====== Data shown ======

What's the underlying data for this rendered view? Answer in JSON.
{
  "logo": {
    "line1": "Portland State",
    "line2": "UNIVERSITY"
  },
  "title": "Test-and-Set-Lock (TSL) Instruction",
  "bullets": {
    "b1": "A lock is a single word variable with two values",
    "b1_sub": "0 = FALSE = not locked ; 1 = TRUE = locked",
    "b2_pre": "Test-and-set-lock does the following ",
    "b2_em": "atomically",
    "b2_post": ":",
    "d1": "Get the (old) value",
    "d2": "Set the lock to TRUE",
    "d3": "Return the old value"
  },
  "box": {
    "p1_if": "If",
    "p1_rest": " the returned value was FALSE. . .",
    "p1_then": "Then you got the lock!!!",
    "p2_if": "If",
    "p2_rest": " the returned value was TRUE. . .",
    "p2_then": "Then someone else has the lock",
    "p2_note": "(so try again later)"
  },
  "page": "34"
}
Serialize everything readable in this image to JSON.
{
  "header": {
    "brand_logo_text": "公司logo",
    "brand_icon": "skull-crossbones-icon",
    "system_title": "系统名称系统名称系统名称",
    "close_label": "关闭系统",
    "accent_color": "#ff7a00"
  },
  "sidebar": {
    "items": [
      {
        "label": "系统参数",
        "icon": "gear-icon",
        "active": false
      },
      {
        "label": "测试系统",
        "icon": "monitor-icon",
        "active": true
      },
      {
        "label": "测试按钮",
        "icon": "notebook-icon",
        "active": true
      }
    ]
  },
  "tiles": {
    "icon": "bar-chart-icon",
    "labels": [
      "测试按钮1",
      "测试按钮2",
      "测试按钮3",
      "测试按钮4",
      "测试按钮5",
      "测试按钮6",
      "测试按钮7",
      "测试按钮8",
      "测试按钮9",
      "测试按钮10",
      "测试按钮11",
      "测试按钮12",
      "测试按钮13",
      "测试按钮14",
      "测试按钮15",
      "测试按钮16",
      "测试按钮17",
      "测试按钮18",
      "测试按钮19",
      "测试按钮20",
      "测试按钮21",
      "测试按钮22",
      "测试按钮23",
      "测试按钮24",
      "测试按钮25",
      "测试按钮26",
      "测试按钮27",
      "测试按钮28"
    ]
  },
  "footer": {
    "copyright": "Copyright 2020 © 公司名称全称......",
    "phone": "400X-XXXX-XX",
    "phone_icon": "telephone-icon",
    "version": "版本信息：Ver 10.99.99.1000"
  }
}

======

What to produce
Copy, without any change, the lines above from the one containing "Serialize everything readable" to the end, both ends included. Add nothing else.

Solution to this problem
Serialize everything readable in this image to JSON.
{
  "header": {
    "brand_logo_text": "公司logo",
    "brand_icon": "skull-crossbones-icon",
    "system_title": "系统名称系统名称系统名称",
    "close_label": "关闭系统",
    "accent_color": "#ff7a00"
  },
  "sidebar": {
    "items": [
      {
        "label": "系统参数",
        "icon": "gear-icon",
        "active": false
      },
      {
        "label": "测试系统",
        "icon": "monitor-icon",
        "active": true
      },
      {
        "label": "测试按钮",
        "icon": "notebook-icon",
        "active": true
      }
    ]
  },
  "tiles": {
    "icon": "bar-chart-icon",
    "labels": [
      "测试按钮1",
      "测试按钮2",
      "测试按钮3",
      "测试按钮4",
      "测试按钮5",
      "测试按钮6",
      "测试按钮7",
      "测试按钮8",
      "测试按钮9",
      "测试按钮10",
      "测试按钮11",
      "测试按钮12",
      "测试按钮13",
      "测试按钮14",
      "测试按钮15",
      "测试按钮16",
      "测试按钮17",
      "测试按钮18",
      "测试按钮19",
      "测试按钮20",
      "测试按钮21",
      "测试按钮22",
      "测试按钮23",
      "测试按钮24",
      "测试按钮25",
      "测试按钮26",
      "测试按钮27",
      "测试按钮28"
    ]
  },
  "footer": {
    "copyright": "Copyright 2020 © 公司名称全称......",
    "phone": "400X-XXXX-XX",
    "phone_icon": "telephone-icon",
    "version": "版本信息：Ver 10.99.99.1000"
  }
}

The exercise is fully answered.